» **WHAT TO WORK ON**
Across the entries below, work out how many lines contain "that". Respond with the number and no other text.

» **RECORD EXCERPTS**
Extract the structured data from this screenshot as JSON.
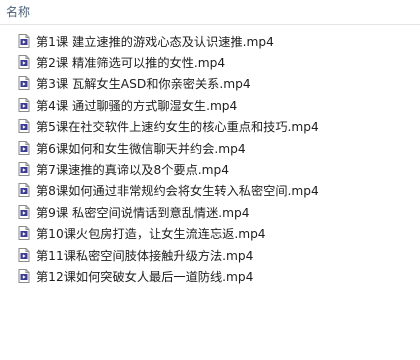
{
  "header": {
    "name_label": "名称"
  },
  "files": [
    {
      "name": "第1课 建立速推的游戏心态及认识速推.mp4",
      "icon": "video-file-icon"
    },
    {
      "name": "第2课 精准筛选可以推的女性.mp4",
      "icon": "video-file-icon"
    },
    {
      "name": "第3课 瓦解女生ASD和你亲密关系.mp4",
      "icon": "video-file-icon"
    },
    {
      "name": "第4课 通过聊骚的方式聊湿女生.mp4",
      "icon": "video-file-icon"
    },
    {
      "name": "第5课在社交软件上速约女生的核心重点和技巧.mp4",
      "icon": "video-file-icon"
    },
    {
      "name": "第6课如何和女生微信聊天并约会.mp4",
      "icon": "video-file-icon"
    },
    {
      "name": "第7课速推的真谛以及8个要点.mp4",
      "icon": "video-file-icon"
    },
    {
      "name": "第8课如何通过非常规约会将女生转入私密空间.mp4",
      "icon": "video-file-icon"
    },
    {
      "name": "第9课 私密空间说情话到意乱情迷.mp4",
      "icon": "video-file-icon"
    },
    {
      "name": "第10课火包房打造，让女生流连忘返.mp4",
      "icon": "video-file-icon"
    },
    {
      "name": "第11课私密空间肢体接触升级方法.mp4",
      "icon": "video-file-icon"
    },
    {
      "name": "第12课如何突破女人最后一道防线.mp4",
      "icon": "video-file-icon"
    }
  ],
  "colors": {
    "header_text": "#4c607a",
    "icon_body": "#ffffff",
    "icon_border": "#8a8a8a",
    "icon_accent": "#3b3b8f"
  }
}
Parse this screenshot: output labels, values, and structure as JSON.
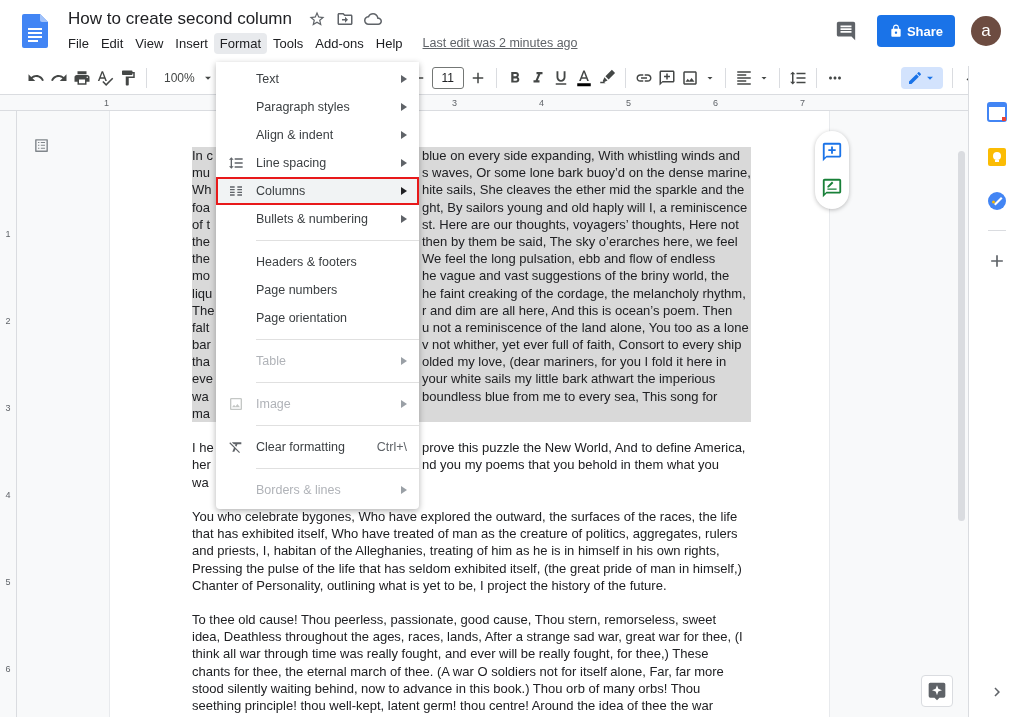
{
  "document": {
    "title": "How to create second column"
  },
  "menu_bar": [
    {
      "label": "File",
      "selected": false
    },
    {
      "label": "Edit",
      "selected": false
    },
    {
      "label": "View",
      "selected": false
    },
    {
      "label": "Insert",
      "selected": false
    },
    {
      "label": "Format",
      "selected": true
    },
    {
      "label": "Tools",
      "selected": false
    },
    {
      "label": "Add-ons",
      "selected": false
    },
    {
      "label": "Help",
      "selected": false
    }
  ],
  "last_edit": "Last edit was 2 minutes ago",
  "share_button": "Share",
  "avatar": "a",
  "toolbar": {
    "zoom": "100%",
    "font_size": "11"
  },
  "ruler": {
    "marks": [
      "1",
      "3",
      "4",
      "5",
      "6",
      "7"
    ],
    "vertical_marks": [
      "1",
      "2",
      "3",
      "4",
      "5",
      "6"
    ]
  },
  "format_menu": [
    {
      "kind": "item",
      "label": "Text",
      "submenu": true,
      "disabled": false,
      "selected": false
    },
    {
      "kind": "item",
      "label": "Paragraph styles",
      "submenu": true,
      "disabled": false,
      "selected": false
    },
    {
      "kind": "item",
      "label": "Align & indent",
      "submenu": true,
      "disabled": false,
      "selected": false
    },
    {
      "kind": "item",
      "label": "Line spacing",
      "submenu": true,
      "disabled": false,
      "selected": false
    },
    {
      "kind": "item",
      "label": "Columns",
      "submenu": true,
      "disabled": false,
      "selected": true
    },
    {
      "kind": "item",
      "label": "Bullets & numbering",
      "submenu": true,
      "disabled": false,
      "selected": false
    },
    {
      "kind": "separator"
    },
    {
      "kind": "item",
      "label": "Headers & footers",
      "submenu": false,
      "disabled": false,
      "selected": false
    },
    {
      "kind": "item",
      "label": "Page numbers",
      "submenu": false,
      "disabled": false,
      "selected": false
    },
    {
      "kind": "item",
      "label": "Page orientation",
      "submenu": false,
      "disabled": false,
      "selected": false
    },
    {
      "kind": "separator"
    },
    {
      "kind": "item",
      "label": "Table",
      "submenu": true,
      "disabled": true,
      "selected": false
    },
    {
      "kind": "separator"
    },
    {
      "kind": "item",
      "label": "Image",
      "submenu": true,
      "disabled": true,
      "selected": false
    },
    {
      "kind": "separator"
    },
    {
      "kind": "item",
      "label": "Clear formatting",
      "submenu": false,
      "disabled": false,
      "selected": false,
      "shortcut": "Ctrl+\\"
    },
    {
      "kind": "separator"
    },
    {
      "kind": "item",
      "label": "Borders & lines",
      "submenu": true,
      "disabled": true,
      "selected": false
    }
  ],
  "paragraphs": [
    {
      "selected": true,
      "lines": [
        {
          "kind": "covered",
          "left": "In c",
          "right": "blue on every side expanding, With whistling winds and"
        },
        {
          "kind": "covered",
          "left": "mu",
          "right": "s waves, Or some lone bark buoy’d on the dense marine,"
        },
        {
          "kind": "covered",
          "left": "Wh",
          "right": "hite sails, She cleaves the ether mid the sparkle and the"
        },
        {
          "kind": "covered",
          "left": "foa",
          "right": "ght, By sailors young and old haply will I, a reminiscence"
        },
        {
          "kind": "covered",
          "left": "of t",
          "right": "st. Here are our thoughts, voyagers’ thoughts, Here not"
        },
        {
          "kind": "covered",
          "left": "the",
          "right": "then by them be said, The sky o’erarches here, we feel"
        },
        {
          "kind": "covered",
          "left": "the",
          "right": "We feel the long pulsation, ebb and flow of endless"
        },
        {
          "kind": "covered",
          "left": "mo",
          "right": "he vague and vast suggestions of the briny world, the"
        },
        {
          "kind": "covered",
          "left": "liqu",
          "right": "he faint creaking of the cordage, the melancholy rhythm,"
        },
        {
          "kind": "covered",
          "left": "The",
          "right": "r and dim are all here, And this is ocean’s poem. Then"
        },
        {
          "kind": "covered",
          "left": "falt",
          "right": "u not a reminiscence of the land alone, You too as a lone"
        },
        {
          "kind": "covered",
          "left": "bar",
          "right": "v not whither, yet ever full of faith, Consort to every ship"
        },
        {
          "kind": "covered",
          "left": "tha",
          "right": "olded my love, (dear mariners, for you I fold it here in"
        },
        {
          "kind": "covered",
          "left": "eve",
          "right": "your white sails my little bark athwart the imperious"
        },
        {
          "kind": "covered",
          "left": "wa",
          "right": "boundless blue from me to every sea, This song for"
        },
        {
          "kind": "covered",
          "left": "ma"
        }
      ]
    },
    {
      "selected": false,
      "lines": [
        {
          "kind": "covered",
          "left": "I he",
          "right": "prove this puzzle the New World, And to define America,"
        },
        {
          "kind": "covered",
          "left": "her",
          "right": "nd you my poems that you behold in them what you"
        },
        {
          "kind": "covered",
          "left": "wa"
        }
      ]
    },
    {
      "selected": false,
      "lines": [
        {
          "kind": "full",
          "text": "You who celebrate bygones, Who have explored the outward, the surfaces of the races, the life"
        },
        {
          "kind": "full",
          "text": "that has exhibited itself, Who have treated of man as the creature of politics, aggregates, rulers"
        },
        {
          "kind": "full",
          "text": "and priests, I, habitan of the Alleghanies, treating of him as he is in himself in his own rights,"
        },
        {
          "kind": "full",
          "text": "Pressing the pulse of the life that has seldom exhibited itself, (the great pride of man in himself,)"
        },
        {
          "kind": "full",
          "text": "Chanter of Personality, outlining what is yet to be, I project the history of the future."
        }
      ]
    },
    {
      "selected": false,
      "lines": [
        {
          "kind": "full",
          "text": "To thee old cause! Thou peerless, passionate, good cause, Thou stern, remorseless, sweet"
        },
        {
          "kind": "full",
          "text": "idea, Deathless throughout the ages, races, lands, After a strange sad war, great war for thee, (I"
        },
        {
          "kind": "full",
          "text": "think all war through time was really fought, and ever will be really fought, for thee,) These"
        },
        {
          "kind": "full",
          "text": "chants for thee, the eternal march of thee. (A war O soldiers not for itself alone, Far, far more"
        },
        {
          "kind": "full",
          "text": "stood silently waiting behind, now to advance in this book.) Thou orb of many orbs! Thou"
        },
        {
          "kind": "full",
          "text": "seething principle! thou well-kept, latent germ! thou centre! Around the idea of thee the war"
        }
      ]
    }
  ]
}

» **RESPONSE**
3